Benjamin Crowell's "Petopia" features a cute, cuddly little plush toy with enough artificial intelligence to enlighten an innocent child. Then somebody throws it into the trash.
Terry Bisson's "About It" is a first-person account from a janitor who sneaks Bigfoot out of the genetics lab so he can spend his time around the house. Everyone seems so understanding about it.
Cat Sparks' "All the Love in the World" is about the end of the narrator's world. The actual end of global civilization is part of the background.
David Langford's "Graffiti in the Library of Babel" shows humanity's reaction to subtle messages "tagged" into a formerly-secure library. It shares enjoyable elements with Fred Lerner's "Rosetta Stone" in Year's Best SF 5 .
Brenda Cooper's "The Hebras and the Demons and the Damned" is about colonists trying to domesticate giraffe-like herbivores on their new planet. If you like this story, you might read The Silver Ship and the Sea and its sequels, which are set on the same planet.
Most of the stories were good or better, but some didn't do it for me. "How to Become a Mars Overlord" by Catherynne Valente is supposed to be tongue-in-cheek but goes on too long, leaving a feeling of... too much tongue, maybe. And Paul Park's "Ghosts Doing the Orange Dance" was just too intricate to be appreciated by my bone-encased brain.
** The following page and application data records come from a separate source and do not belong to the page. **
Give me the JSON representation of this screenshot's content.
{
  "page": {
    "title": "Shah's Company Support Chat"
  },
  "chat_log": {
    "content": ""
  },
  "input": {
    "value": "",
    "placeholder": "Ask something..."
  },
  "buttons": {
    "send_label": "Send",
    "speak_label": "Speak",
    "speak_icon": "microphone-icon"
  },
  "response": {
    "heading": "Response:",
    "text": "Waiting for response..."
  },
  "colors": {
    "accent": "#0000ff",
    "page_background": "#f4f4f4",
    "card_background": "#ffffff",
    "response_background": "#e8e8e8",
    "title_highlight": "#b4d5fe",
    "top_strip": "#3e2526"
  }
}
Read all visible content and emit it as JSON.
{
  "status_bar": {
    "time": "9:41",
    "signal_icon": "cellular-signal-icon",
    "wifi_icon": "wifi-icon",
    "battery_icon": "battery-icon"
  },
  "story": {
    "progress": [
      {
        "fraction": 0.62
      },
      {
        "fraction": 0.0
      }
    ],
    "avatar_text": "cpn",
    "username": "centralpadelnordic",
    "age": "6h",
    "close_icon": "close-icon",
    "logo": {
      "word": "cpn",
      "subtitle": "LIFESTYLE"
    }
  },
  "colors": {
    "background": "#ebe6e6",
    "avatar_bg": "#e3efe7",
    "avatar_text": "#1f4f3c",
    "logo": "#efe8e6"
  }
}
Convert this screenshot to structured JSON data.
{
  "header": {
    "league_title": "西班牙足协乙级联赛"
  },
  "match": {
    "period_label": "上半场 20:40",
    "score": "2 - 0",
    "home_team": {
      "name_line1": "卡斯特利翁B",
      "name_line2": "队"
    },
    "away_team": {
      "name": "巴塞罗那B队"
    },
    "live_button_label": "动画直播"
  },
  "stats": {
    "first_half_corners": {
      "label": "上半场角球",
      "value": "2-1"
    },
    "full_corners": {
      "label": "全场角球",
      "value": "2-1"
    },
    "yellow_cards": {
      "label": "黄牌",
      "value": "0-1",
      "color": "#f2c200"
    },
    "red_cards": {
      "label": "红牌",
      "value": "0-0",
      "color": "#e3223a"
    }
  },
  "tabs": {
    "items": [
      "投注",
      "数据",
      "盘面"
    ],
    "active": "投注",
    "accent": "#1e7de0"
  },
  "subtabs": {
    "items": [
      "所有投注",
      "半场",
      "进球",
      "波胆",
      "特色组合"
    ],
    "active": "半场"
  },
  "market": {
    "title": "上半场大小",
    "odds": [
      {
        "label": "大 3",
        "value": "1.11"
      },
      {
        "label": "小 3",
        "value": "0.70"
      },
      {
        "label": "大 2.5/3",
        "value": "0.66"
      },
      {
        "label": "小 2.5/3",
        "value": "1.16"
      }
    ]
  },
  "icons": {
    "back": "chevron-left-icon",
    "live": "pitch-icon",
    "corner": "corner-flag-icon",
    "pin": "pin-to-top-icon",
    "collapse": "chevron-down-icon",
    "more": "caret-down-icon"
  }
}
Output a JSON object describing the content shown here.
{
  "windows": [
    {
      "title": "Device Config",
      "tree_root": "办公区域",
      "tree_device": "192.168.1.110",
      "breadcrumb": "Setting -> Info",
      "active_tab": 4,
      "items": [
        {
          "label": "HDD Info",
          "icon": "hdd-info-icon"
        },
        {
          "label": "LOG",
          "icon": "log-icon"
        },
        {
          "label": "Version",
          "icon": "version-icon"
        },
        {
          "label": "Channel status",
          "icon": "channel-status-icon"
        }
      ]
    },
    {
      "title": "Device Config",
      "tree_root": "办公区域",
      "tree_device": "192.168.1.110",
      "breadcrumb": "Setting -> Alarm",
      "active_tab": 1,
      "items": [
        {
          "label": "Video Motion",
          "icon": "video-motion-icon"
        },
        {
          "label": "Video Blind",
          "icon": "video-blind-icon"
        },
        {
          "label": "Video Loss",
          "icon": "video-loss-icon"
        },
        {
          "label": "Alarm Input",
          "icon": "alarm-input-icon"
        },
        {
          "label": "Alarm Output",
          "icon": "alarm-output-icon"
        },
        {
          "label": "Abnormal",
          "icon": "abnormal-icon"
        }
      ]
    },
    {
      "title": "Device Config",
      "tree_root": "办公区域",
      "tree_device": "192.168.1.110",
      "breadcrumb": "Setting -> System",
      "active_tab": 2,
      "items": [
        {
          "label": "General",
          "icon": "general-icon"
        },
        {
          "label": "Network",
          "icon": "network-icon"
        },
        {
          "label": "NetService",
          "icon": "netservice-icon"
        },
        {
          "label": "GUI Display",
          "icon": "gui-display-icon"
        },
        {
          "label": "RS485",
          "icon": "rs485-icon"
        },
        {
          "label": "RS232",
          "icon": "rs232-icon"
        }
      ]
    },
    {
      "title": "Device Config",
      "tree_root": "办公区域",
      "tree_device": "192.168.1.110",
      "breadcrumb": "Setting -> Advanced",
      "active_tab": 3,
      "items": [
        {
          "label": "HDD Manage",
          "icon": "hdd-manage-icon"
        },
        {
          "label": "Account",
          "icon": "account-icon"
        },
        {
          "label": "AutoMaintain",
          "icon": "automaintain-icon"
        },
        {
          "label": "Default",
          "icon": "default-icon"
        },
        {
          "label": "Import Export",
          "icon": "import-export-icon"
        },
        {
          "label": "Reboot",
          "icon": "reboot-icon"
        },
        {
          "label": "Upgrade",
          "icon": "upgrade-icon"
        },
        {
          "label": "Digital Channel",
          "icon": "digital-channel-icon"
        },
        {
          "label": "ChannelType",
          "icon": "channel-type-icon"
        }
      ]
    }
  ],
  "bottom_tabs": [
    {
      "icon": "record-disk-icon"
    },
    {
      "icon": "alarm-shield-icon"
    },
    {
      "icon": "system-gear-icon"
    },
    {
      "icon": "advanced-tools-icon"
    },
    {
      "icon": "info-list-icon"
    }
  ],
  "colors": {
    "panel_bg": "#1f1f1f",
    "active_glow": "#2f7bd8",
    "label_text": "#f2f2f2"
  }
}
It puzzled me instead of entertaining. I wasn't looking for a many-leveled, self-referential puzzle. Sorry.
All-in-all the collection is recommended. Read them all, even the stories I don't recommend. You may see something I missed. I feel my time and money were well spent.